• [TRY IT] Every entry below, from first to last, should be copied exactly.

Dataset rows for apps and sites

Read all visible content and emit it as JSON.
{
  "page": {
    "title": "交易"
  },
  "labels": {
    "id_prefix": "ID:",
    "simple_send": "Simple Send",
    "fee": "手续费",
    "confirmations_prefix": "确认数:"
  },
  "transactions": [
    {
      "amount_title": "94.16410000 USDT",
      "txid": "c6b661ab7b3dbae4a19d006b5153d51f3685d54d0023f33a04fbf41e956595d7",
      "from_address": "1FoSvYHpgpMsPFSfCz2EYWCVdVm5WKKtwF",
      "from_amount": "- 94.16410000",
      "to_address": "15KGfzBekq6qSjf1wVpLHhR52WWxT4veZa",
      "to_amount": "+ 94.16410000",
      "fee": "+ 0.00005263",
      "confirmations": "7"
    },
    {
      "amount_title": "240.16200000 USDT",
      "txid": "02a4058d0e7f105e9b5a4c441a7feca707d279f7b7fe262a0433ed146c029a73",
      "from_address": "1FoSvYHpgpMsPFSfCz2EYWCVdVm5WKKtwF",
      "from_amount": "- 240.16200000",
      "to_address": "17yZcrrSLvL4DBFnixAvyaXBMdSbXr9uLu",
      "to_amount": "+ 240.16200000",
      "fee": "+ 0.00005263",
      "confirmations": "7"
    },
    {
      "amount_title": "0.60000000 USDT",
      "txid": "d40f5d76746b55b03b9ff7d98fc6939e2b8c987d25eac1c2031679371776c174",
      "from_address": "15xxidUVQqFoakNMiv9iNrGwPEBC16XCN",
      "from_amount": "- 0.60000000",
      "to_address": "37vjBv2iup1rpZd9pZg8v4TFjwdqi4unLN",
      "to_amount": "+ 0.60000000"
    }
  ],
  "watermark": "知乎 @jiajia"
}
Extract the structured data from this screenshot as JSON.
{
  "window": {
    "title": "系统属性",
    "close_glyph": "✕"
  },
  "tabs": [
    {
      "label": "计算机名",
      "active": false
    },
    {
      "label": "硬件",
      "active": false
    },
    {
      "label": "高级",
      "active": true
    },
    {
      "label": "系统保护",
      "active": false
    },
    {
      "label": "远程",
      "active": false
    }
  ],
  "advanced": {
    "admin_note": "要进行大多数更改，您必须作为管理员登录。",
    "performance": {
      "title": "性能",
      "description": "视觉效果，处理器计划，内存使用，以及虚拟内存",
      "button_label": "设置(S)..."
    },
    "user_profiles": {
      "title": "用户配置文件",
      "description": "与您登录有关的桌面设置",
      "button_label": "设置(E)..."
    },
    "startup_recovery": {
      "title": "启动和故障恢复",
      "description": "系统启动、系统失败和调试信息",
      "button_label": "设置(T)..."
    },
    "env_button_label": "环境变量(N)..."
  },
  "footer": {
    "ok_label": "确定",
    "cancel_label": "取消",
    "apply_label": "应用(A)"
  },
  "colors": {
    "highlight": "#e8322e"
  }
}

• [EXERCISE RESPONSE]
Read all visible content and emit it as JSON.
{
  "page": {
    "title": "交易"
  },
  "labels": {
    "id_prefix": "ID:",
    "simple_send": "Simple Send",
    "fee": "手续费",
    "confirmations_prefix": "确认数:"
  },
  "transactions": [
    {
      "amount_title": "94.16410000 USDT",
      "txid": "c6b661ab7b3dbae4a19d006b5153d51f3685d54d0023f33a04fbf41e956595d7",
      "from_address": "1FoSvYHpgpMsPFSfCz2EYWCVdVm5WKKtwF",
      "from_amount": "- 94.16410000",
      "to_address": "15KGfzBekq6qSjf1wVpLHhR52WWxT4veZa",
      "to_amount": "+ 94.16410000",
      "fee": "+ 0.00005263",
      "confirmations": "7"
    },
    {
      "amount_title": "240.16200000 USDT",
      "txid": "02a4058d0e7f105e9b5a4c441a7feca707d279f7b7fe262a0433ed146c029a73",
      "from_address": "1FoSvYHpgpMsPFSfCz2EYWCVdVm5WKKtwF",
      "from_amount": "- 240.16200000",
      "to_address": "17yZcrrSLvL4DBFnixAvyaXBMdSbXr9uLu",
      "to_amount": "+ 240.16200000",
      "fee": "+ 0.00005263",
      "confirmations": "7"
    },
    {
      "amount_title": "0.60000000 USDT",
      "txid": "d40f5d76746b55b03b9ff7d98fc6939e2b8c987d25eac1c2031679371776c174",
      "from_address": "15xxidUVQqFoakNMiv9iNrGwPEBC16XCN",
      "from_amount": "- 0.60000000",
      "to_address": "37vjBv2iup1rpZd9pZg8v4TFjwdqi4unLN",
      "to_amount": "+ 0.60000000"
    }
  ],
  "watermark": "知乎 @jiajia"
}
Extract the structured data from this screenshot as JSON.
{
  "window": {
    "title": "系统属性",
    "close_glyph": "✕"
  },
  "tabs": [
    {
      "label": "计算机名",
      "active": false
    },
    {
      "label": "硬件",
      "active": false
    },
    {
      "label": "高级",
      "active": true
    },
    {
      "label": "系统保护",
      "active": false
    },
    {
      "label": "远程",
      "active": false
    }
  ],
  "advanced": {
    "admin_note": "要进行大多数更改，您必须作为管理员登录。",
    "performance": {
      "title": "性能",
      "description": "视觉效果，处理器计划，内存使用，以及虚拟内存",
      "button_label": "设置(S)..."
    },
    "user_profiles": {
      "title": "用户配置文件",
      "description": "与您登录有关的桌面设置",
      "button_label": "设置(E)..."
    },
    "startup_recovery": {
      "title": "启动和故障恢复",
      "description": "系统启动、系统失败和调试信息",
      "button_label": "设置(T)..."
    },
    "env_button_label": "环境变量(N)..."
  },
  "footer": {
    "ok_label": "确定",
    "cancel_label": "取消",
    "apply_label": "应用(A)"
  },
  "colors": {
    "highlight": "#e8322e"
  }
}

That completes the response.